We all took different paths to get here, but we all started somewhere. This issue asks, “Why not electrical construction?”
You’ve probably heard once or twice that the industry faces a growing skilled-labor shortage. You may not know what to do about it or what organizations like NECA are doing about it.
In Susan Bloom’s “Moving the Needle,” Kevin Tighe, executive director, labor relations and workforce development for NECA, tells us the numbers make a compelling argument. Opportunities abound, and young people can make very good money without incurring student debt (which we editors can attest to being a bit of a bummer). Tighe expressed the sentiment that the industry faces a perception issue, and it’s going to take everyone to dispel it.
“I speak to high school teachers and administrators all the time, and unfortunately, many don’t promote electrical apprenticeships to their students,” he said. “My No. 1 goal is to flip the script and dispel the myth concerning what our industry can provide, because many schools just aren’t connected to what we can offer today.”
He also said there might be some anxiety about coming to the trade without skills but that the on-the-job training can take care of that.
“Candidates just need to have a passion for their career, show up ready to go and bring it every day, and we can teach them all of the hard skills,” Tighe said.
This issue doesn’t stop there.
In “The Untapped Resource,” contributor Ben Bigelow presents a case for a rich workforce market in women and minorities and how to attract them to our industry. He says that it will take some out-of-the-box thinking, and he backs up his suggestions with data.
In “The Industry Strikes Back” (featuring a layout design you’re probably expecting but will not be disappointed in, courtesy of Paul Philpott at Bonotom Studio), two of our faves, Andrew McCoy and Fred Sargent, have put together a conversation in writing about the changes in electrical construction. Their stories don’t begin in retail or food service like ours did, but it’s a worthwhile read regardless.
The final feature on the jobs front, “A Bright Spot for Employment,” by Chuck Ross, digs into the opportunities in renewables. There also is a possibility that this arena presents employers with competition for available trained workers.
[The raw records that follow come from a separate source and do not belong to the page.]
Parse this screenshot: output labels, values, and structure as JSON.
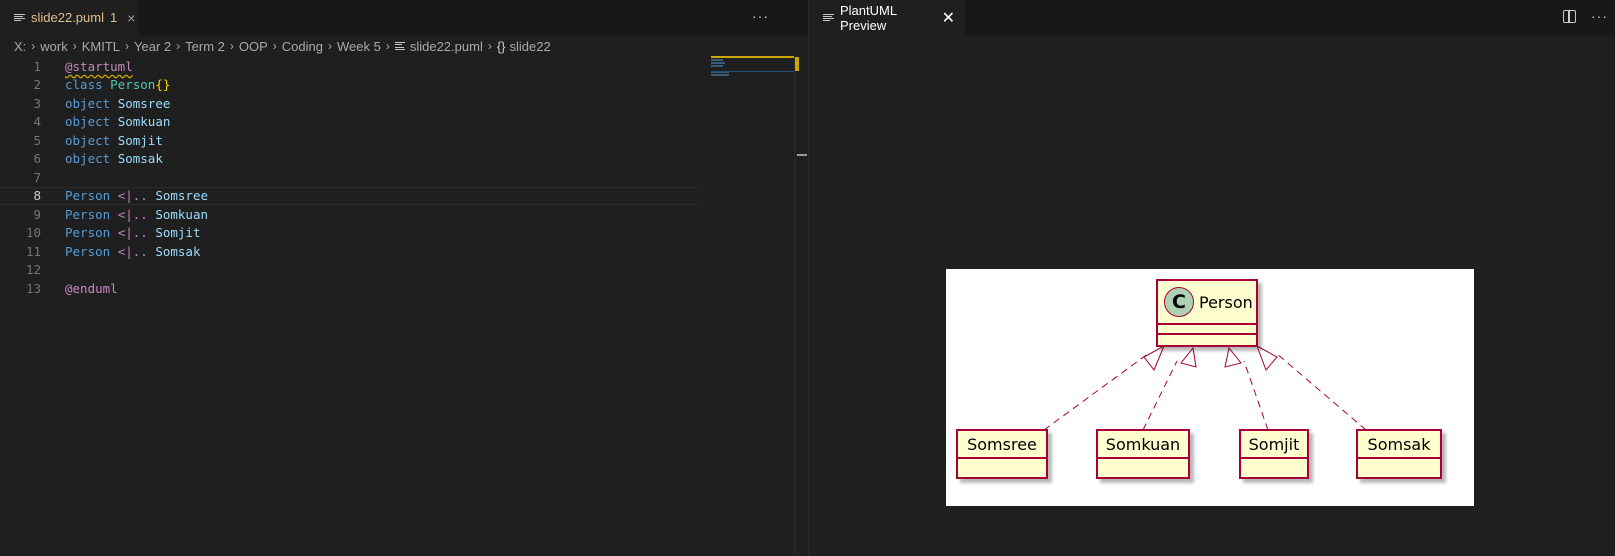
{
  "editor": {
    "tab": {
      "filename": "slide22.puml",
      "badge": "1",
      "close": "×"
    },
    "more": "···",
    "breadcrumb": [
      "X:",
      "work",
      "KMITL",
      "Year 2",
      "Term 2",
      "OOP",
      "Coding",
      "Week 5",
      "slide22.puml",
      "slide22"
    ],
    "lines": [
      {
        "n": "1",
        "tokens": [
          {
            "t": "@startuml",
            "c": "dir squiggle"
          }
        ]
      },
      {
        "n": "2",
        "tokens": [
          {
            "t": "class ",
            "c": "kw"
          },
          {
            "t": "Person",
            "c": "cls"
          },
          {
            "t": "{}",
            "c": "brace"
          }
        ]
      },
      {
        "n": "3",
        "tokens": [
          {
            "t": "object ",
            "c": "kw"
          },
          {
            "t": "Somsree",
            "c": "id"
          }
        ]
      },
      {
        "n": "4",
        "tokens": [
          {
            "t": "object ",
            "c": "kw"
          },
          {
            "t": "Somkuan",
            "c": "id"
          }
        ]
      },
      {
        "n": "5",
        "tokens": [
          {
            "t": "object ",
            "c": "kw"
          },
          {
            "t": "Somjit",
            "c": "id"
          }
        ]
      },
      {
        "n": "6",
        "tokens": [
          {
            "t": "object ",
            "c": "kw"
          },
          {
            "t": "Somsak",
            "c": "id"
          }
        ]
      },
      {
        "n": "7",
        "tokens": []
      },
      {
        "n": "8",
        "tokens": [
          {
            "t": "Person ",
            "c": "kw"
          },
          {
            "t": "<|..",
            "c": "dir"
          },
          {
            "t": " Somsree",
            "c": "id"
          }
        ]
      },
      {
        "n": "9",
        "tokens": [
          {
            "t": "Person ",
            "c": "kw"
          },
          {
            "t": "<|..",
            "c": "dir"
          },
          {
            "t": " Somkuan",
            "c": "id"
          }
        ]
      },
      {
        "n": "10",
        "tokens": [
          {
            "t": "Person ",
            "c": "kw"
          },
          {
            "t": "<|..",
            "c": "dir"
          },
          {
            "t": " Somjit",
            "c": "id"
          }
        ]
      },
      {
        "n": "11",
        "tokens": [
          {
            "t": "Person ",
            "c": "kw"
          },
          {
            "t": "<|..",
            "c": "dir"
          },
          {
            "t": " Somsak",
            "c": "id"
          }
        ]
      },
      {
        "n": "12",
        "tokens": []
      },
      {
        "n": "13",
        "tokens": [
          {
            "t": "@enduml",
            "c": "dir"
          }
        ]
      }
    ],
    "active_line": "8"
  },
  "preview": {
    "tab": {
      "title": "PlantUML Preview",
      "close": "✕"
    },
    "more": "···",
    "diagram": {
      "class_name": "Person",
      "stereotype_letter": "C",
      "objects": [
        "Somsree",
        "Somkuan",
        "Somjit",
        "Somsak"
      ]
    }
  },
  "colors": {
    "background": "#1f1f1f",
    "accent_modified": "#e2c08d",
    "uml_border": "#a80036",
    "uml_fill": "#fefece",
    "uml_class_circle": "#add1b2"
  }
}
This is the first time we’ve ever focused on the workforce development topic as a global editorial theme, but it won’t be the last time we cover it. The skilled-labor shortage won’t go away, but it can be managed. That is up to contractors and the organizations and associations that support them. We will be here to help as best as we can with the practical knowledge, insight and guidance to see you through.